Three arrested by Albuquerque police in connection with brutal murder of Native American woman

Audra Willis

Police in Albuquerque have arrested three people in connection with the brutal murder of a 39-year-old Native American woman who was fatally stabbed and found decapitated in the city’s foothills.

Police announced Wednesday they have arrested Andrew Garcia, 31, Eric Emerson, 30, and Damaris Marquez, 33, in connection with the killing of Audra Willis, in 2017.

The Associated Press reports, Garcia was arrested Monday and remained jailed Wednesday on suspicion of murder. Emerson and Marquez were both charged with tampering with evidence. They’re accused of disposing of Willis’ body.
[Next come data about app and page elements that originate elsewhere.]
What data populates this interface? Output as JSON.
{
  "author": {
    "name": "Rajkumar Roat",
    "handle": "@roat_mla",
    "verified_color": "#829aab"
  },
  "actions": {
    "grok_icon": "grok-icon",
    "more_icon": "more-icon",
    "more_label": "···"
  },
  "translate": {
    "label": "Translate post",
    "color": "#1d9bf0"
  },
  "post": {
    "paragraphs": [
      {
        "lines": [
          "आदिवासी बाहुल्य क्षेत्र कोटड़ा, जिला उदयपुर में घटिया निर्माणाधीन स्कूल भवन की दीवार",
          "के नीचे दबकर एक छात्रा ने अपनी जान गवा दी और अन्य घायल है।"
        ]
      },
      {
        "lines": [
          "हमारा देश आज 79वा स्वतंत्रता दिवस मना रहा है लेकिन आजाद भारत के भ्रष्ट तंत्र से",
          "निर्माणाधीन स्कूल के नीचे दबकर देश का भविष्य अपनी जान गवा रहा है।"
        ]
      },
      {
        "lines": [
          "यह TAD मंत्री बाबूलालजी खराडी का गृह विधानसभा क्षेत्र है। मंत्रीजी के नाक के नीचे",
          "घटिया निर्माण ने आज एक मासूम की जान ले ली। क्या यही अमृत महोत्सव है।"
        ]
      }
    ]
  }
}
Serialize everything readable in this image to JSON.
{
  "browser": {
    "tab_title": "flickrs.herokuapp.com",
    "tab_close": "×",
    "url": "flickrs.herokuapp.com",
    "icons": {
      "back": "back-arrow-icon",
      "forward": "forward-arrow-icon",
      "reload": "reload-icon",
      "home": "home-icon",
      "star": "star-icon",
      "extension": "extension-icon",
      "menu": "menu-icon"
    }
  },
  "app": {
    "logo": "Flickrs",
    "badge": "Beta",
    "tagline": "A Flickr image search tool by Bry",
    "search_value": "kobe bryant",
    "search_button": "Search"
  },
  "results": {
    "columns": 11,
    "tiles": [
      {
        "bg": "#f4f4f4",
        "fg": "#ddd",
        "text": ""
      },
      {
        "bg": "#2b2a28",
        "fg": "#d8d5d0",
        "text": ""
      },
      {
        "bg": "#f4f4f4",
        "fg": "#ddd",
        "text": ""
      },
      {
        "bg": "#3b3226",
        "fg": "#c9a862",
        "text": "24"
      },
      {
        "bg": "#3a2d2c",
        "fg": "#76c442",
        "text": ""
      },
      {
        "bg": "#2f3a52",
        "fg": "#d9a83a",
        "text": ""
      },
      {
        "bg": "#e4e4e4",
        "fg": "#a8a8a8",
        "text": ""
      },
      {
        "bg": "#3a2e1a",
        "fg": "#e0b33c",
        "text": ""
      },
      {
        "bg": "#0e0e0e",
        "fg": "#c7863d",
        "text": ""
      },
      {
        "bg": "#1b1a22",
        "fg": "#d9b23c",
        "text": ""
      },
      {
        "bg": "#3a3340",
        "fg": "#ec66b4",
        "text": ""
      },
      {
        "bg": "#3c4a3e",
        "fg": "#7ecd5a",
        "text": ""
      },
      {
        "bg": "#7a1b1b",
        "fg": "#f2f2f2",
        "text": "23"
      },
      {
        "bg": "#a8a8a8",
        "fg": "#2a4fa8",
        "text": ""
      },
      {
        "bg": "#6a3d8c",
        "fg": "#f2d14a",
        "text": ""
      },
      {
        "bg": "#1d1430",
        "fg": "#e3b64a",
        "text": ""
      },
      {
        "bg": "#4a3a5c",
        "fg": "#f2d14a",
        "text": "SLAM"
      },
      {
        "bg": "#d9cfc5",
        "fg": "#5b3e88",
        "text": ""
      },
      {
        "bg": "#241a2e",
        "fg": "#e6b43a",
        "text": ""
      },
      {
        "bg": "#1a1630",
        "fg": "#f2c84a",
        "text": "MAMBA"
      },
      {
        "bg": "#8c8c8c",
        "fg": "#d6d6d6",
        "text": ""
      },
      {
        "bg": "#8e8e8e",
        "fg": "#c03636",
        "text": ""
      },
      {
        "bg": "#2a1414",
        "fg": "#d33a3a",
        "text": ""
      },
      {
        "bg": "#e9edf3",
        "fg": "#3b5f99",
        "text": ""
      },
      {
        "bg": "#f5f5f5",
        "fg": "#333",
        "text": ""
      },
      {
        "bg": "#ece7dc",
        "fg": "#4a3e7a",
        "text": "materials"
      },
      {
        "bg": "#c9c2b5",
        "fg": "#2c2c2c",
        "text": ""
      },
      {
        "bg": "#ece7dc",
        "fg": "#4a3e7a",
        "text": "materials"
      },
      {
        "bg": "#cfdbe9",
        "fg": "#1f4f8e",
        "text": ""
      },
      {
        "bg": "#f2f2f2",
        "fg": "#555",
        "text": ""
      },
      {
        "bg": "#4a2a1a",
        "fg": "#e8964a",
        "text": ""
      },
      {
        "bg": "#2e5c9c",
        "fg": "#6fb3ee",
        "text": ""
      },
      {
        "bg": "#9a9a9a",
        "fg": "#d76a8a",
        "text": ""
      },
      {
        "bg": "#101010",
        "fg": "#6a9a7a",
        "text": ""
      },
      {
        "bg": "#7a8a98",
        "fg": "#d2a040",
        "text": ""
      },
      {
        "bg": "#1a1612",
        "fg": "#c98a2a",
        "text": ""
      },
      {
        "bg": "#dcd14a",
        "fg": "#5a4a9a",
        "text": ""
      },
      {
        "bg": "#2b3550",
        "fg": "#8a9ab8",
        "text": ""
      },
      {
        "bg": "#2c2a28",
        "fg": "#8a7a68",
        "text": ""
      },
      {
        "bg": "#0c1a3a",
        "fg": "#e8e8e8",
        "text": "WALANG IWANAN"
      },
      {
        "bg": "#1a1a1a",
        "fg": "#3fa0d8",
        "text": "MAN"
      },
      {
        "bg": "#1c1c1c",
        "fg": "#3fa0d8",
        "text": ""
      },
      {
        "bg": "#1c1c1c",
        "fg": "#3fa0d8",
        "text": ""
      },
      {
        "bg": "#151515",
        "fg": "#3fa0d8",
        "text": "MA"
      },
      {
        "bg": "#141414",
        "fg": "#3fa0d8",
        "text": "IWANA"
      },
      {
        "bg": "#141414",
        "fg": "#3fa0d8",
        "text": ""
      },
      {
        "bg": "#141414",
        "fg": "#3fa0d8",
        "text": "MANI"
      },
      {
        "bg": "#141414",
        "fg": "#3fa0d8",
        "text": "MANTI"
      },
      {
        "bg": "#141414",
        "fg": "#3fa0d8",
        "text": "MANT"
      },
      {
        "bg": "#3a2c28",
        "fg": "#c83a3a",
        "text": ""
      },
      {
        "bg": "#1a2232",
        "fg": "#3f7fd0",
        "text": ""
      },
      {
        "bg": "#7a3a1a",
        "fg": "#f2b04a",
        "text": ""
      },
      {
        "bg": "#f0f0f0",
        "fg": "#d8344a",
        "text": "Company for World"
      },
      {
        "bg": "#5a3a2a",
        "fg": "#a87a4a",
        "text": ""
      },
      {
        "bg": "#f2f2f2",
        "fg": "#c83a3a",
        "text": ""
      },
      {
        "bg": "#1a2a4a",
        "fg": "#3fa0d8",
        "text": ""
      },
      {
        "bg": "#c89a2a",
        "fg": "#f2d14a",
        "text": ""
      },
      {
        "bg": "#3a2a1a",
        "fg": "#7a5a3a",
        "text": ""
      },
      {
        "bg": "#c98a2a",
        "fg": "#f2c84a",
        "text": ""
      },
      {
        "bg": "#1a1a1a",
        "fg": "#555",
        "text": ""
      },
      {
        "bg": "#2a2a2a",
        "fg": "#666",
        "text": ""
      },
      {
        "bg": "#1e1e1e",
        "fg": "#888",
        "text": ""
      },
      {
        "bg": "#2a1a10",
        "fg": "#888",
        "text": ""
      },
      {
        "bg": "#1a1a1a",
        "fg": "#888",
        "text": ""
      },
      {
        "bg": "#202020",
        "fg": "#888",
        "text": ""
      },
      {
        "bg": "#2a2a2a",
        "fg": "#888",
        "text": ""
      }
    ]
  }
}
Willis was the mother of six children. She was homeless on the streets of Albuquerque when her body was found in an arroyo behind some homes in the Four Hills area.

Court documents reveal Willis was in a car with the three individuals when Garcia also known as “Two Feathers”, suddenly killed her for no apparent reason.

According to KOAT, she was stabbed 9 times before being decapitated.
Police investigate the scene where a body was found with “massive trauma” in Four Hills. (Marla Brose/Albuquerque Journal)

Willis was from To’hajiilee, a section of the Navajo Nation. Her grisly death sent shockwaves through Albuquerque and stirred concern among advocates for the homeless and Native American community.

Native Americans victimized

In Albuquerque, New Mexico’s largest city, Native Americans make up only 4 percent of the population, but account for 44 percent of people living without shelter, raising the likelihood they will be victimized when there is an attack on the homeless.

Last year, Ronnie Ross, a 50-year-old from the Navajo Nation town of Shiprock, was sleeping on the streets when he was shot a dozen times, including once in the forehead and temple, and four times in the back. Two teenage suspects charged with his murder apparently shot him “for fun” as they came and went from a hotel party nearby. His slaying prompted the city to announce plans to resurrect a Native American homelessness task force.

In July 2014, three teenagers, Alex Rios, 18, Nathaniel Carrillo, 16, and Gilbert Tafoya, 15, viciously beat to death two homeless Navajo men sleeping on a discarded mattress in an empty lot in Albuquerque. The teens received sentences ranging from 20 to 67 ½ years in prison. Tafoya told investigators the boys had committed dozens of previous random attacks on homeless people.

Under New Mexico’s hate crime statute the homeless are not a protected class.

The family of Audra Willis said they are relieved arrests have finally been made and hope justice is served.